Russian officials say North Korea must provide more information about its nuclear weapons program.
Russia's deputy foreign minister, Alexander Losyukov, said Moscow is disappointed with North Korea's response to Russia's request for more information about its nuclear program.
Mr. Losyukov was speaking to the Russian wire service Interfax. He described statements by North Korean officials as ambiguous. Mr. Losyukov said ambiguity leads to mutual suspicions, and that could have a negative impact on the situation on the Korean peninsula.
The foreign ministry official also called on both the United States and North Korea to clarify the issue, saying Russia has no convincing information that North Korea has such a program.
He said North Korea sent Moscow information about what happened during talks with a U.S. envoy, after which, the United States accused North Korea of continuing its weapons program.
Mr. Losyukov said, from North Korea's account of the talks with the United States, it sounded as if there was neither admission nor denial on the part of North Korea that it has a nuclear weapons program.
Earlier Thursday, the North Korean ambassador to Russia, in comments reported by Interfax, said North Korea has the right to possess nuclear weapons, because it faces a growing nuclear threat from the United States.
U.S. officials stunned the world earlier this month when they said North Korea had admitted to secretly continuing its nuclear weapons program.

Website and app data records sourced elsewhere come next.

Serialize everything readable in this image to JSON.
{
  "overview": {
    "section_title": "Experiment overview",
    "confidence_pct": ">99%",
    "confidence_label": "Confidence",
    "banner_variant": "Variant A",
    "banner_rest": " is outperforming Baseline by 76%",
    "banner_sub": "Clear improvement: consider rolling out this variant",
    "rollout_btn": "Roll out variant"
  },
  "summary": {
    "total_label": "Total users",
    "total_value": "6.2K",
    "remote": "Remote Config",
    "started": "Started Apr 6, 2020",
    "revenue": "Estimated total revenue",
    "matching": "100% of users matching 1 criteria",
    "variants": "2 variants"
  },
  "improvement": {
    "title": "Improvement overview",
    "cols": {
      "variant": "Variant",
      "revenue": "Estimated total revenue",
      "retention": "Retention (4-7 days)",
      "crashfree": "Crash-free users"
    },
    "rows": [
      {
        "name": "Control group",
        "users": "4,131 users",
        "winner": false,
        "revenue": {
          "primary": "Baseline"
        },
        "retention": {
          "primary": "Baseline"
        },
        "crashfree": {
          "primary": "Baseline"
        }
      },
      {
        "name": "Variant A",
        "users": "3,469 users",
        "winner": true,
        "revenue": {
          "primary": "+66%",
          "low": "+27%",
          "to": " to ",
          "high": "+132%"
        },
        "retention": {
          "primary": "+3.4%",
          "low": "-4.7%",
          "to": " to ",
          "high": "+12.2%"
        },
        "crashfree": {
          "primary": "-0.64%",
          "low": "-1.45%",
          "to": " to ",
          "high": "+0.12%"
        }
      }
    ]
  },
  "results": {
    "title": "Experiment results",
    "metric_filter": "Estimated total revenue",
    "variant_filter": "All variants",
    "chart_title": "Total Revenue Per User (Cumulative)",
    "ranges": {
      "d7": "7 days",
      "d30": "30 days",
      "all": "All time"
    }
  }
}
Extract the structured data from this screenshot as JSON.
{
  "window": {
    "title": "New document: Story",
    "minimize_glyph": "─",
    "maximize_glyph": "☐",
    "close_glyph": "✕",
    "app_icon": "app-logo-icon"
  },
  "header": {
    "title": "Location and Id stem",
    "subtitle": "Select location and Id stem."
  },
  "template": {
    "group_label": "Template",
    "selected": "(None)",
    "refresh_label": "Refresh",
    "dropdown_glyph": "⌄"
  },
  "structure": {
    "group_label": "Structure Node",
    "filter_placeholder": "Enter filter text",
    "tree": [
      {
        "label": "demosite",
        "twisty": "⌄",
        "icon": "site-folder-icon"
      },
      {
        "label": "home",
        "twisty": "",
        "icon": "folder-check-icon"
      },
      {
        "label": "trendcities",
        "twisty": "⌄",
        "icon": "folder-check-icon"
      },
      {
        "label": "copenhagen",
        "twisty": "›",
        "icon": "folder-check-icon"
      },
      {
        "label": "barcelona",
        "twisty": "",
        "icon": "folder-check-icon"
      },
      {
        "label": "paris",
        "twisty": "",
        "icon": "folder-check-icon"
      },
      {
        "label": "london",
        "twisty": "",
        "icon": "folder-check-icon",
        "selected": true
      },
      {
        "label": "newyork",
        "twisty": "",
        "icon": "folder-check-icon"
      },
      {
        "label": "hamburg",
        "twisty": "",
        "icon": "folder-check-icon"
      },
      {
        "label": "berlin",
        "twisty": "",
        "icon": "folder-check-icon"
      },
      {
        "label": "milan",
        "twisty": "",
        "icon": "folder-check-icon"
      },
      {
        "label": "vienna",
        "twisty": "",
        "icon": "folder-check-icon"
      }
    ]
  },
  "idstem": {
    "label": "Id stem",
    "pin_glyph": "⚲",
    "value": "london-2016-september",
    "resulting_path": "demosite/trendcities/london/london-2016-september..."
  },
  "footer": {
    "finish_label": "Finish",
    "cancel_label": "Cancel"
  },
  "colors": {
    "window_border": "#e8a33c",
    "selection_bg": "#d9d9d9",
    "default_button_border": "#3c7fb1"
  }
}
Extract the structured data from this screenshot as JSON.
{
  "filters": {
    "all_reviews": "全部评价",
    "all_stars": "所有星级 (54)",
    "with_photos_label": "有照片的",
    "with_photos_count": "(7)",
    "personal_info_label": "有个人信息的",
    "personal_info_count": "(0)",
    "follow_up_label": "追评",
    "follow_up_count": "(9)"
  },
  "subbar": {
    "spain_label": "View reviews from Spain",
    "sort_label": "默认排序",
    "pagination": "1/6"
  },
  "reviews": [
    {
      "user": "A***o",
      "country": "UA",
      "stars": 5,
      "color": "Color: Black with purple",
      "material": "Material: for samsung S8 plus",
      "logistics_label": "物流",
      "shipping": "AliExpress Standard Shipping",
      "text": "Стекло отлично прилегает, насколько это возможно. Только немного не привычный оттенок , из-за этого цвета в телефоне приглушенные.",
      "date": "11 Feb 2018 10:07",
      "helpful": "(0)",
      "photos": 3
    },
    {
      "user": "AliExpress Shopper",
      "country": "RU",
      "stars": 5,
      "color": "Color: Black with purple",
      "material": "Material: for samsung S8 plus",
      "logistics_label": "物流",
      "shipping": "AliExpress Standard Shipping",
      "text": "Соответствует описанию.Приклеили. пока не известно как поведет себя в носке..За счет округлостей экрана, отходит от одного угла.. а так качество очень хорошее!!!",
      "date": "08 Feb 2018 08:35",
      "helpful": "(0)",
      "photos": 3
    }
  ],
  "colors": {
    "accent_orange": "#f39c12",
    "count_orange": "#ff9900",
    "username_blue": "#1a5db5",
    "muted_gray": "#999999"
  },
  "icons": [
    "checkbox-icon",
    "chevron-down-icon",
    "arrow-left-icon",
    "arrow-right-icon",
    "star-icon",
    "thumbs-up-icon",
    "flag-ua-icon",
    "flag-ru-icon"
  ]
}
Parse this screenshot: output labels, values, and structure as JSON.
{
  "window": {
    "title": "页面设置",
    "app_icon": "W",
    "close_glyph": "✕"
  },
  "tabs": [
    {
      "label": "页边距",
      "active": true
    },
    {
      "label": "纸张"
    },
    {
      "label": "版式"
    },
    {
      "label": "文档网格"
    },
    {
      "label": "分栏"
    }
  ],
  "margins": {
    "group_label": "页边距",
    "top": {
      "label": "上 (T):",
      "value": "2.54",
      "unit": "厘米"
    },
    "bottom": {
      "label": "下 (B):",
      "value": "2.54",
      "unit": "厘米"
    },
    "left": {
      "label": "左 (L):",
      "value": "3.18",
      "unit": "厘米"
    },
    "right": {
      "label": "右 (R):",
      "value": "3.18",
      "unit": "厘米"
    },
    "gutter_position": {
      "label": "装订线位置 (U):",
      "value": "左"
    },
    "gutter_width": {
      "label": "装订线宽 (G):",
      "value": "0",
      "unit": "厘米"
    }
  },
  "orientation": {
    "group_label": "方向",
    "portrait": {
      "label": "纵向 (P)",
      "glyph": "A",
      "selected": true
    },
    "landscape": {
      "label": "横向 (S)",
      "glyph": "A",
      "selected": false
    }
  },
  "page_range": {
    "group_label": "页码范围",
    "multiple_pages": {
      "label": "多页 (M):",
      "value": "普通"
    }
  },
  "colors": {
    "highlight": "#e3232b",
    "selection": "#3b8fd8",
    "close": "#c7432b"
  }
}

A U.S. envoy later traveled to Moscow to lay out the United States case concerning North Korea.
Under a 1994 deal, North Korea was to freeze its nuclear weapons program in return for international help building two light-water reactors to generate electricity.
Russia is one of North Korea's few allies, and Russian President Vladimir Putin visited that country in 2000. After the U.S. announcement, Russian officials first said they were waiting for more information from both the United States and North Korea on the issue.